TASK INSTRUCTIONS
Nothing but a number belongs in the answer: the count of lines below that contain the word "para".

Dataset rows describing interfaces
________________________________________
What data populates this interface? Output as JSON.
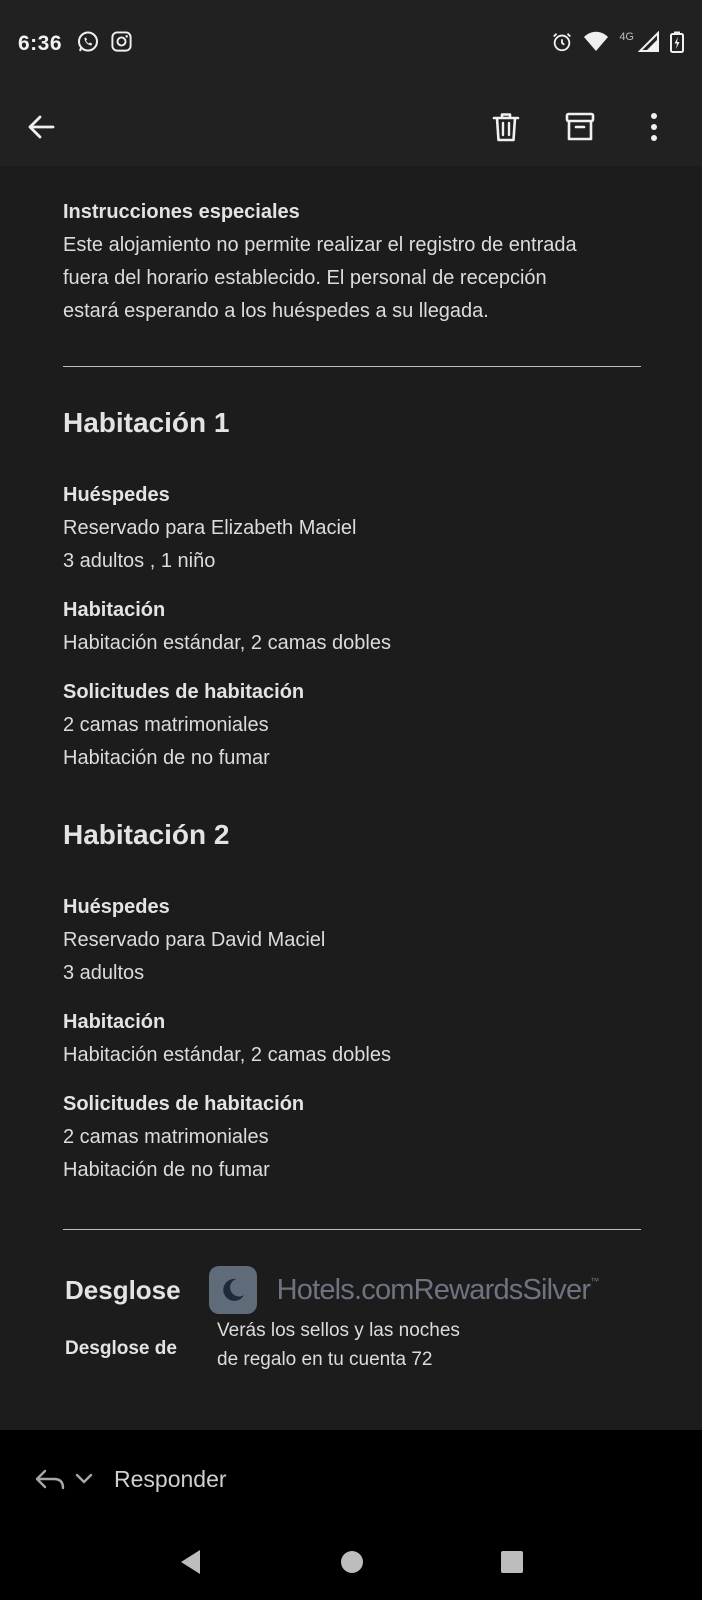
{
  "status": {
    "time": "6:36",
    "network": "4G",
    "icons_left": [
      "whatsapp-icon",
      "instagram-icon"
    ],
    "icons_right": [
      "alarm-icon",
      "wifi-icon",
      "signal-icon",
      "battery-icon"
    ]
  },
  "toolbar": {
    "back": "arrow-back-icon",
    "actions": [
      "trash-icon",
      "archive-icon",
      "more-vertical-icon"
    ]
  },
  "special": {
    "label": "Instrucciones especiales",
    "lines": [
      "Este alojamiento no permite realizar el registro de entrada",
      "fuera del horario establecido. El personal de recepción",
      "estará esperando a los huéspedes a su llegada."
    ]
  },
  "rooms": [
    {
      "title": "Habitación 1",
      "guests_label": "Huéspedes",
      "reserved_for": "Reservado para Elizabeth Maciel",
      "occupancy": "3 adultos , 1 niño",
      "room_label": "Habitación",
      "room_type": "Habitación estándar, 2 camas dobles",
      "requests_label": "Solicitudes de habitación",
      "requests": [
        "2 camas matrimoniales",
        "Habitación de no fumar"
      ]
    },
    {
      "title": "Habitación 2",
      "guests_label": "Huéspedes",
      "reserved_for": "Reservado para David Maciel",
      "occupancy": "3 adultos",
      "room_label": "Habitación",
      "room_type": "Habitación estándar, 2 camas dobles",
      "requests_label": "Solicitudes de habitación",
      "requests": [
        "2 camas matrimoniales",
        "Habitación de no fumar"
      ]
    }
  ],
  "breakdown": {
    "title": "Desglose",
    "rewards_logo_text": "Hotels.comRewardsSilver",
    "rewards_tm": "™",
    "sub_label": "Desglose de",
    "note_line1": "Verás los sellos y las noches",
    "note_line2": "de regalo en tu cuenta 72"
  },
  "reply": {
    "label": "Responder"
  },
  "nav": {
    "buttons": [
      "back-triangle-icon",
      "home-circle-icon",
      "recents-square-icon"
    ]
  },
  "colors": {
    "background": "#1c1c1d",
    "bar": "#212122",
    "text": "#e3e3e3",
    "rewards": "#6d7480",
    "rewards_badge": "#5f6b78"
  }
}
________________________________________
SOLVED EXERCISE
2